• **What to produce**: In the listing below, look for "timestamp" and copy every line that has it.

• **Data for analysis**:
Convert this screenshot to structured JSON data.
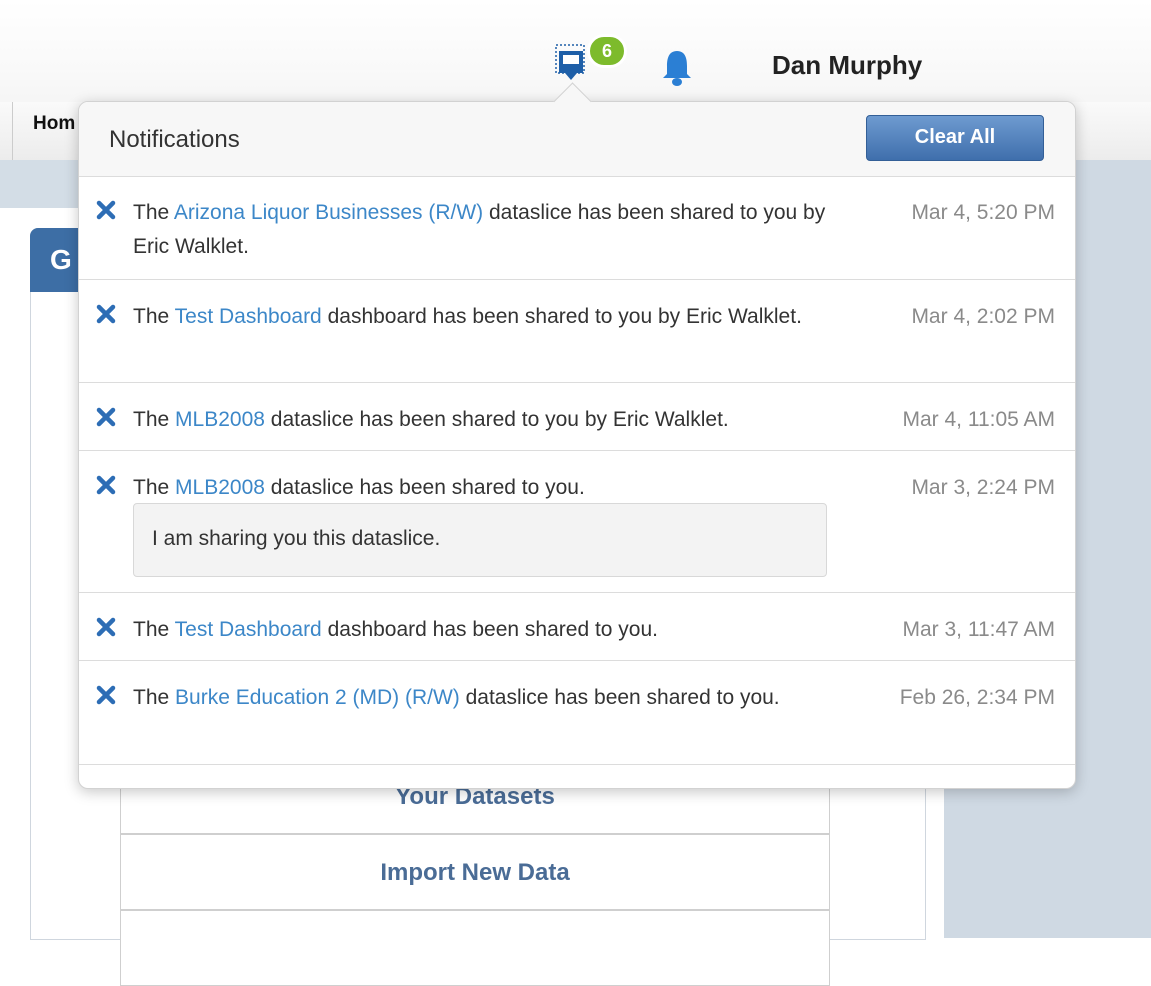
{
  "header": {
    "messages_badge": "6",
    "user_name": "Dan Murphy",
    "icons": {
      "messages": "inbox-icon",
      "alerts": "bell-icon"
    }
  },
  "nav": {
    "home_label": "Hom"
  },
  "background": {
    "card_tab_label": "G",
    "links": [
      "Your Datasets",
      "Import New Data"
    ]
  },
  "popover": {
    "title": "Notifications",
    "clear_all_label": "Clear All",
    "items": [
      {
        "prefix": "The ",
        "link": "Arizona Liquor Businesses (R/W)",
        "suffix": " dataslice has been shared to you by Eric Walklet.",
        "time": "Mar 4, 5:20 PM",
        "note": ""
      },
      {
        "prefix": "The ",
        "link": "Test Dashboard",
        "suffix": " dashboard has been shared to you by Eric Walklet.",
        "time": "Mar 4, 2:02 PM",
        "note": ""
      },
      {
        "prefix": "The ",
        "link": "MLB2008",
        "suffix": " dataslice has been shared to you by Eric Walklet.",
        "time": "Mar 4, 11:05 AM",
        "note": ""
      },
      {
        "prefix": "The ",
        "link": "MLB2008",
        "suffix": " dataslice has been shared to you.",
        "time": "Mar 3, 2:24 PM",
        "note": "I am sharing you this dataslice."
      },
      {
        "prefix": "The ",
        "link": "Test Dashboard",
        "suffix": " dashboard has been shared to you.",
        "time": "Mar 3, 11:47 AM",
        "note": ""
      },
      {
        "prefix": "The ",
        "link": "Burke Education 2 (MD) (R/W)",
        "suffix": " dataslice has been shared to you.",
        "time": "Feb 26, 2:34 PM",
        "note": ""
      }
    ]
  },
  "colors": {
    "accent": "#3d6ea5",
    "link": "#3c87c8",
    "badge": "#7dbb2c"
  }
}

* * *

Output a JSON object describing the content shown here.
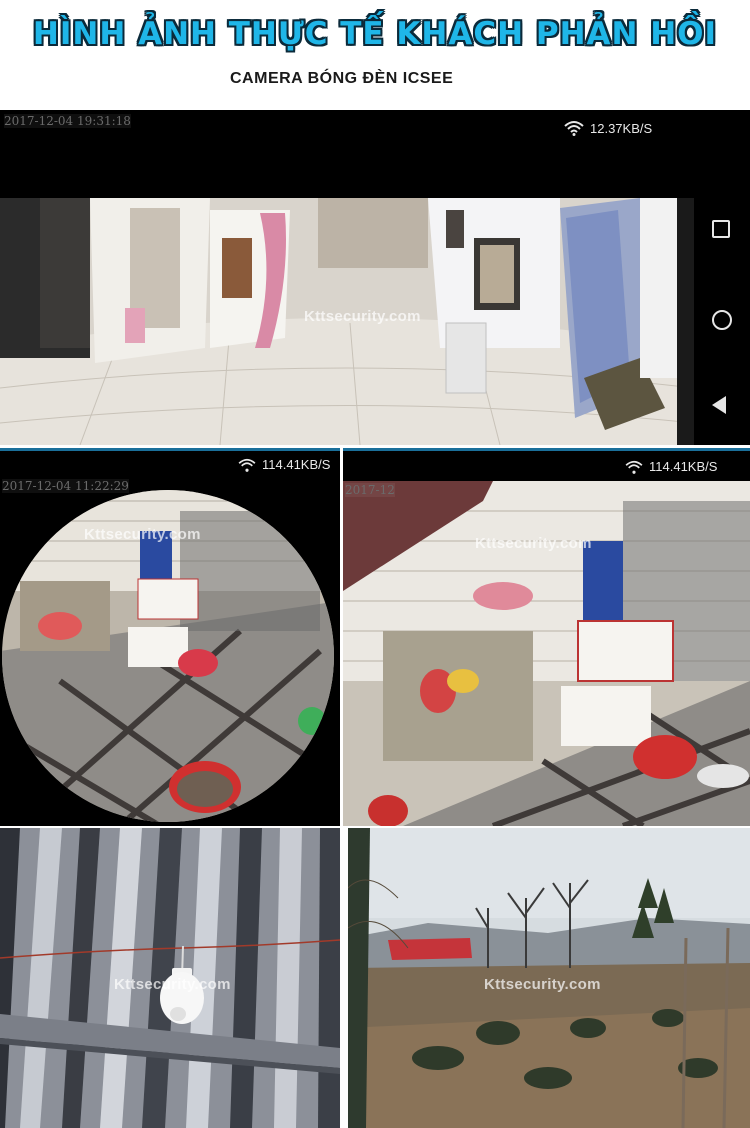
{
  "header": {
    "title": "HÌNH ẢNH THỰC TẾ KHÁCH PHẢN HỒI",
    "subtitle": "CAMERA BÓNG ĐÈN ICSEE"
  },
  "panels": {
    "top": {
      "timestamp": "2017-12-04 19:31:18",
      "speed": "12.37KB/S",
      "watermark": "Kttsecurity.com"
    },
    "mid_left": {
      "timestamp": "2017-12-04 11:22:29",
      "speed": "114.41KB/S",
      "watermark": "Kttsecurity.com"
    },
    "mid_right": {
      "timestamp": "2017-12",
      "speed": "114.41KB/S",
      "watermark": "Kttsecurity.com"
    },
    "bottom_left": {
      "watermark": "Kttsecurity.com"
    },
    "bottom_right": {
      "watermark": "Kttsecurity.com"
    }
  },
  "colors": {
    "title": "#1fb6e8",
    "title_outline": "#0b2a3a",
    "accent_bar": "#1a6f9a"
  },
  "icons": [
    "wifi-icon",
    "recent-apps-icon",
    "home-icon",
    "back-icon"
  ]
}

• **Solution for this problem**:
      "timestamp": "2017-12-04 19:31:18",
      "timestamp": "2017-12-04 11:22:29",
      "timestamp": "2017-12",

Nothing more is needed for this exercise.